This post is based on (admittedly) thin evidence, though there is a logic.

This year Fox released their latest version of Fantastic Four, which was–to put it bluntly–a box-office disaster, earning almost $167 million against at budget of at least $120 million.

At this point, to break even (typically double the production budget), which is the most that Fantastic Four can hope for at this point.  There are a lot of people who hope that Marvel Studios regain the license to the characters, though this was before one of the producers, Simon Kinberg, announced that there were plans for a sequel.

Which is utter nonsense, and little more than the producer of a failed movie saving face.  The proof is easy enough to see because you’ll find few companies willing to take a franchise that has already failed–and blatantly so–and pump more money into it.  By way of example, Disney’s Tron: Legacy earned over $400 million on a $170 million budget while Guillermo del Toro’s Pacific Rim earned $411 million on a $190 million budget.  Most of that money was earned internationally, which was probably why Universal was so reticent about going in on a sequel with Legendary.
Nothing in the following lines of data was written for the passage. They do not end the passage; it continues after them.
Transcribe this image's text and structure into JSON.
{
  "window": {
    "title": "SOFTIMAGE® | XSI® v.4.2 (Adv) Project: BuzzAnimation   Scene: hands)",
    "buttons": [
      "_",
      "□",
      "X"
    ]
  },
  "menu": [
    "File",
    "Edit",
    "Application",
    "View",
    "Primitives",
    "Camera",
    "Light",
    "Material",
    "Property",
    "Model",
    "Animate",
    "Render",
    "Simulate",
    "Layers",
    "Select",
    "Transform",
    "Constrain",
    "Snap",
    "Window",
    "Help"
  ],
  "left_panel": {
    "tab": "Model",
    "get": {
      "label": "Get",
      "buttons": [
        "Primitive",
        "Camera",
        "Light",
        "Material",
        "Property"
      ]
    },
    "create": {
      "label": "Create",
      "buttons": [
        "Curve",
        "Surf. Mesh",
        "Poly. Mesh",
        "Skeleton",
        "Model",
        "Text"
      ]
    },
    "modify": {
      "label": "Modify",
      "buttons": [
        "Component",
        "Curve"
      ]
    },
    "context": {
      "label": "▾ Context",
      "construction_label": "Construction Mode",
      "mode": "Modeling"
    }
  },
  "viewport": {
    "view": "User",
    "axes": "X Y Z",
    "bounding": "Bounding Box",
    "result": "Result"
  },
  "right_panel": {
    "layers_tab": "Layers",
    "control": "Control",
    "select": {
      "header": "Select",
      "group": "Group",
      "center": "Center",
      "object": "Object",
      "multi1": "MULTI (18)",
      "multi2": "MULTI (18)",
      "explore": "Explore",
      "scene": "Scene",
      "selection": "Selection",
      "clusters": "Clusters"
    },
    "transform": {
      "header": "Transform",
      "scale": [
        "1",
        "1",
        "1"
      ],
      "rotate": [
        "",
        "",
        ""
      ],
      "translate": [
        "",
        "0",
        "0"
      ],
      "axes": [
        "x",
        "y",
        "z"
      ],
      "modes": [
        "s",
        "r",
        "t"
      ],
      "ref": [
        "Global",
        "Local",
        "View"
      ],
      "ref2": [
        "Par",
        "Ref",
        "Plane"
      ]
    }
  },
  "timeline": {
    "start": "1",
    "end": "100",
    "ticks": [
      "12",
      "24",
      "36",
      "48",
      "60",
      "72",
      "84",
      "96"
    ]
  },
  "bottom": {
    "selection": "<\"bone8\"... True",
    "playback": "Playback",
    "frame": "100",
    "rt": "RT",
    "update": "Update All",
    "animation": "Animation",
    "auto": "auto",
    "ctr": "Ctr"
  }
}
Both films were moderate successes, yet neither are getting sequels (though hope springs eternal for the latter). Continue reading